Task goal
Every line below from the one with "Serialize everything readable" through the one with "Extract the structured" is to be repeated exactly, with no picture among them.
= = = = = = =
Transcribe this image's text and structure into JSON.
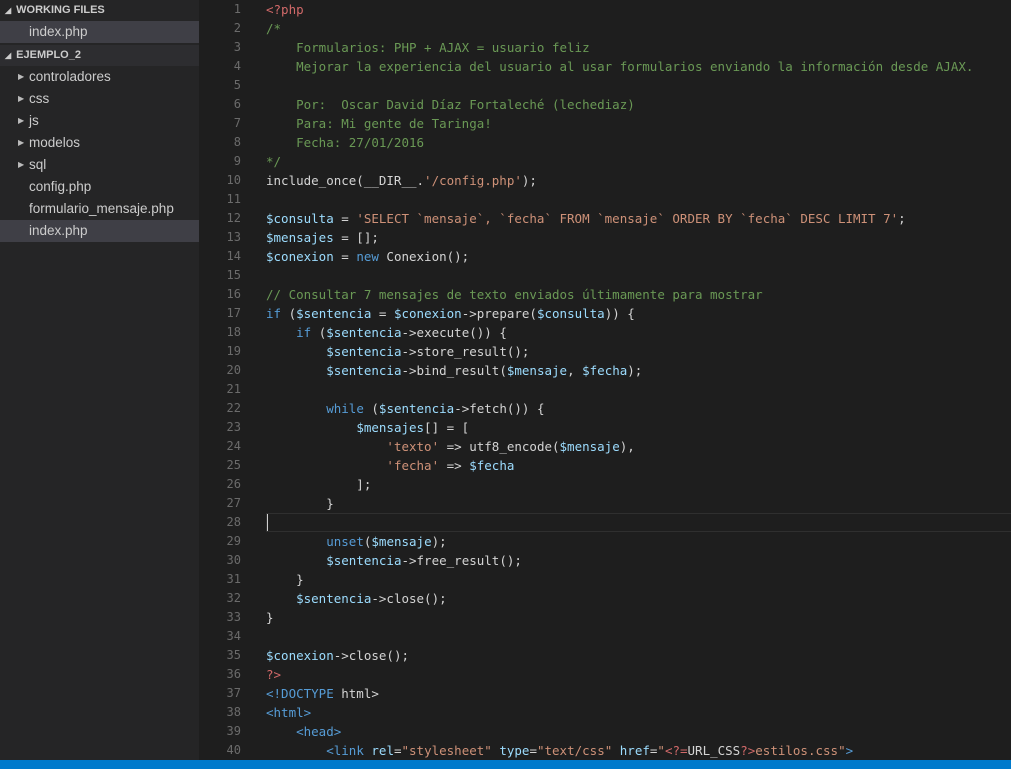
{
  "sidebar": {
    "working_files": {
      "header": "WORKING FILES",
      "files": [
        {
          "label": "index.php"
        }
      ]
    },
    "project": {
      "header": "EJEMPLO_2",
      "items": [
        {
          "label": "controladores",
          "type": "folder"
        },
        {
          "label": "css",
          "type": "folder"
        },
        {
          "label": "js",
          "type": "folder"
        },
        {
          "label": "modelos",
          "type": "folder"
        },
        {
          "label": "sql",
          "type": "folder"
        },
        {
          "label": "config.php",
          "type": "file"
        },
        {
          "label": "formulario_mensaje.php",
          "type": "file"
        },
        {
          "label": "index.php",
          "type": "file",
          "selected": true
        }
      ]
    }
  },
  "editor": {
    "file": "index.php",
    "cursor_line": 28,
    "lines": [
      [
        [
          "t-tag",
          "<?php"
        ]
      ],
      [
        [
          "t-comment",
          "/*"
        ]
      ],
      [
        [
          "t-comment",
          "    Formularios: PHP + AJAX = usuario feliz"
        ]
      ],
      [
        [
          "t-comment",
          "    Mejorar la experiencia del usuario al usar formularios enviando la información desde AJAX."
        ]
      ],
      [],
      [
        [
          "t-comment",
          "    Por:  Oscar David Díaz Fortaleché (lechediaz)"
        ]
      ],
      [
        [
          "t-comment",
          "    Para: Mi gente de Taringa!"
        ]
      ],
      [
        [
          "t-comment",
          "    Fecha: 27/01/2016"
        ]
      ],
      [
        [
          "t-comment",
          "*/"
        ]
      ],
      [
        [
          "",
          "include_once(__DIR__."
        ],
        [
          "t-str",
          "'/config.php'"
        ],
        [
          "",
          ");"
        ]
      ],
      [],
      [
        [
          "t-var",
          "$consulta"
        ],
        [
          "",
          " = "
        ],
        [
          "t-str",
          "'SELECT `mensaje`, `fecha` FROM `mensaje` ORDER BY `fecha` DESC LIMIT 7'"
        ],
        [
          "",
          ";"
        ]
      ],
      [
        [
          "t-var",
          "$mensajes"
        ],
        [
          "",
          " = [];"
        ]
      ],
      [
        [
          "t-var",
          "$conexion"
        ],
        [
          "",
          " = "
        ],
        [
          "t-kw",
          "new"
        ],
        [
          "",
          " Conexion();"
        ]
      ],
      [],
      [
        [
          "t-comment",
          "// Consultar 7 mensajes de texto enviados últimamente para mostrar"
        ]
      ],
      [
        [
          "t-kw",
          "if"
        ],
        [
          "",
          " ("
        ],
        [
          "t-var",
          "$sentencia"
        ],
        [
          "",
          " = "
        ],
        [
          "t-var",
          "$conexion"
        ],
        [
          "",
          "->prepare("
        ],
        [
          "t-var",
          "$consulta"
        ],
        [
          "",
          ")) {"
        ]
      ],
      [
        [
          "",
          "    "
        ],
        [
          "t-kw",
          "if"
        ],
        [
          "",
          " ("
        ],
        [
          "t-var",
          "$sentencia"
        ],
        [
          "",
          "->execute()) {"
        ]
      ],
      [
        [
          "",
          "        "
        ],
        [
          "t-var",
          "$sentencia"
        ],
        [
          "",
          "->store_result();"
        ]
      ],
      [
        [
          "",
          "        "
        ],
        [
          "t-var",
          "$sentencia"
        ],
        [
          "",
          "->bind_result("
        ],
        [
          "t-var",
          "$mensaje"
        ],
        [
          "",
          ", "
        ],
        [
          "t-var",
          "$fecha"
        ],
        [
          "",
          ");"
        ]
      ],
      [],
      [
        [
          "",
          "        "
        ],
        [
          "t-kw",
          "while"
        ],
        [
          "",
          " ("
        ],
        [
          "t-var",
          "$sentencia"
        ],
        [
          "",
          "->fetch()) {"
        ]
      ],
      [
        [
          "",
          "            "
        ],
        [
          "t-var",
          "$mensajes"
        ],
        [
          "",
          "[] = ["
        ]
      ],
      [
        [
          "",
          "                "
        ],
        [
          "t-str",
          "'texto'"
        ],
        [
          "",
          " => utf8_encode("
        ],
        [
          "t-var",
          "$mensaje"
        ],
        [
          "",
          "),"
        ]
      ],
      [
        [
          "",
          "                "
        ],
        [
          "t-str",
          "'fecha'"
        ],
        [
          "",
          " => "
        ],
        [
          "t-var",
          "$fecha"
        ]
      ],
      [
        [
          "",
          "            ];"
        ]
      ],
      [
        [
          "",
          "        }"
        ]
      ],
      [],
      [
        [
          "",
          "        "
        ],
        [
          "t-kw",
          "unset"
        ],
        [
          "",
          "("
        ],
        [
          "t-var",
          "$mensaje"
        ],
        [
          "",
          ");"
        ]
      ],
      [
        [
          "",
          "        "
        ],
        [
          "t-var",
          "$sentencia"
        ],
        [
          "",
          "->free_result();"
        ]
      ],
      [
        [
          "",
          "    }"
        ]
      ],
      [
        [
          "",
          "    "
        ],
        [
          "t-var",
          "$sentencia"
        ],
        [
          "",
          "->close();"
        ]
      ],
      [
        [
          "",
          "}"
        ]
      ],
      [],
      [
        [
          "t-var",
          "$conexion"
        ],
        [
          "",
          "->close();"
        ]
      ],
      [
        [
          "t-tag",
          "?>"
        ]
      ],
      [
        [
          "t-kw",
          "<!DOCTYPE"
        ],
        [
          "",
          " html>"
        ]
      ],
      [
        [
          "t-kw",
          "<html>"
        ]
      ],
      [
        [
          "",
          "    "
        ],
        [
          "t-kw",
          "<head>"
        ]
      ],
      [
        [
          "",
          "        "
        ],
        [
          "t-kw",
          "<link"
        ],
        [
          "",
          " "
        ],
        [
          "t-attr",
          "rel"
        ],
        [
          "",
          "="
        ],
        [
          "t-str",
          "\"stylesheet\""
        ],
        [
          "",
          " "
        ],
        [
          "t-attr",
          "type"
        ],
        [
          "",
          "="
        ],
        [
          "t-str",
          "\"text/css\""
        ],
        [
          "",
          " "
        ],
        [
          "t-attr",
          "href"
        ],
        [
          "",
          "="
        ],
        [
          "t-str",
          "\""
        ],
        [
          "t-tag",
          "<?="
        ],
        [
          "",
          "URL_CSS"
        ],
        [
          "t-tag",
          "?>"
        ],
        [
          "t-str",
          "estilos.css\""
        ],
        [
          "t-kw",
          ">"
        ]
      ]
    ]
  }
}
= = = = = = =
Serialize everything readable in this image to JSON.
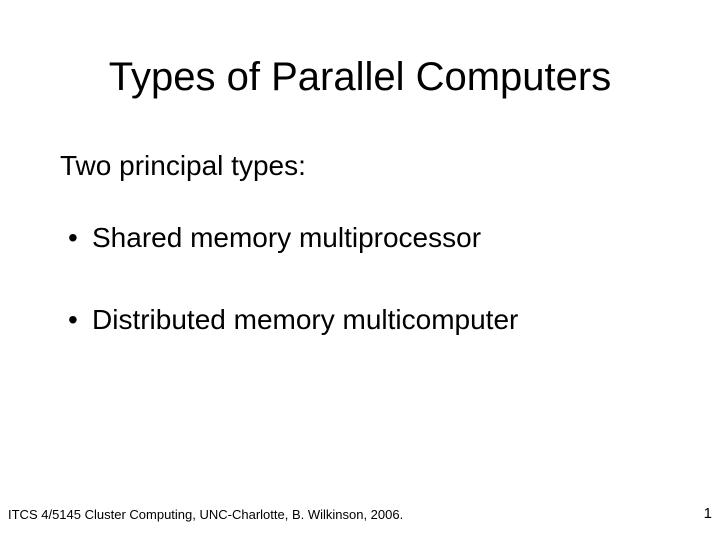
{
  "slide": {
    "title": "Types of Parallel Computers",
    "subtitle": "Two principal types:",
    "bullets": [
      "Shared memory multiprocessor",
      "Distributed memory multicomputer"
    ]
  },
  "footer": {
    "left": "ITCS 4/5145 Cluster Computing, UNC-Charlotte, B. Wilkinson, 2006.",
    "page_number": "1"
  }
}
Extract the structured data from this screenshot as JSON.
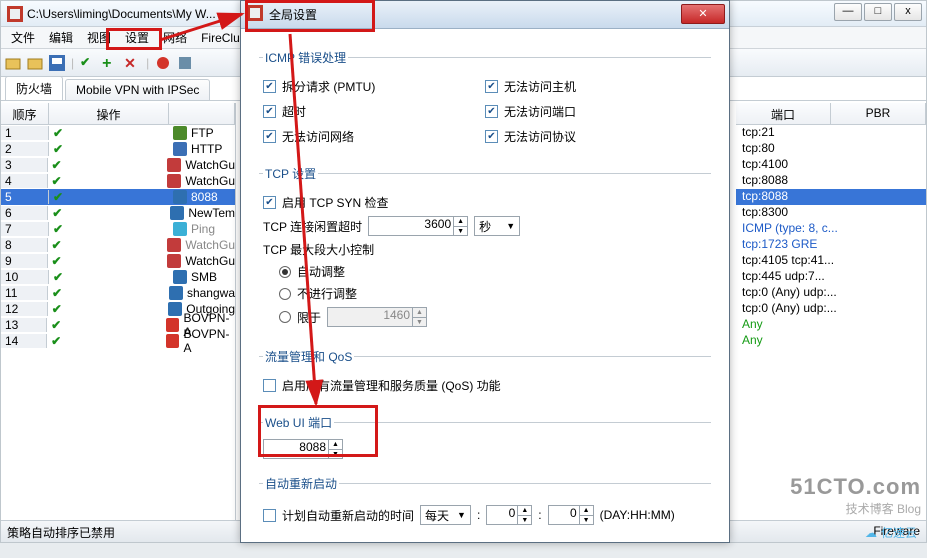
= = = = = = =
Exercise answer
Serialize everything readable in this image to JSON.
{
  "slide": {
    "title": "Types of Parallel Computers",
    "subtitle": "Two principal types:",
    "bullets": [
      "Shared memory multiprocessor",
      "Distributed memory multicomputer"
    ]
  },
  "footer": {
    "left": "ITCS 4/5145 Cluster Computing, UNC-Charlotte, B. Wilkinson, 2006.",
    "page_number": "1"
  }
}
Extract the structured data from this screenshot as JSON.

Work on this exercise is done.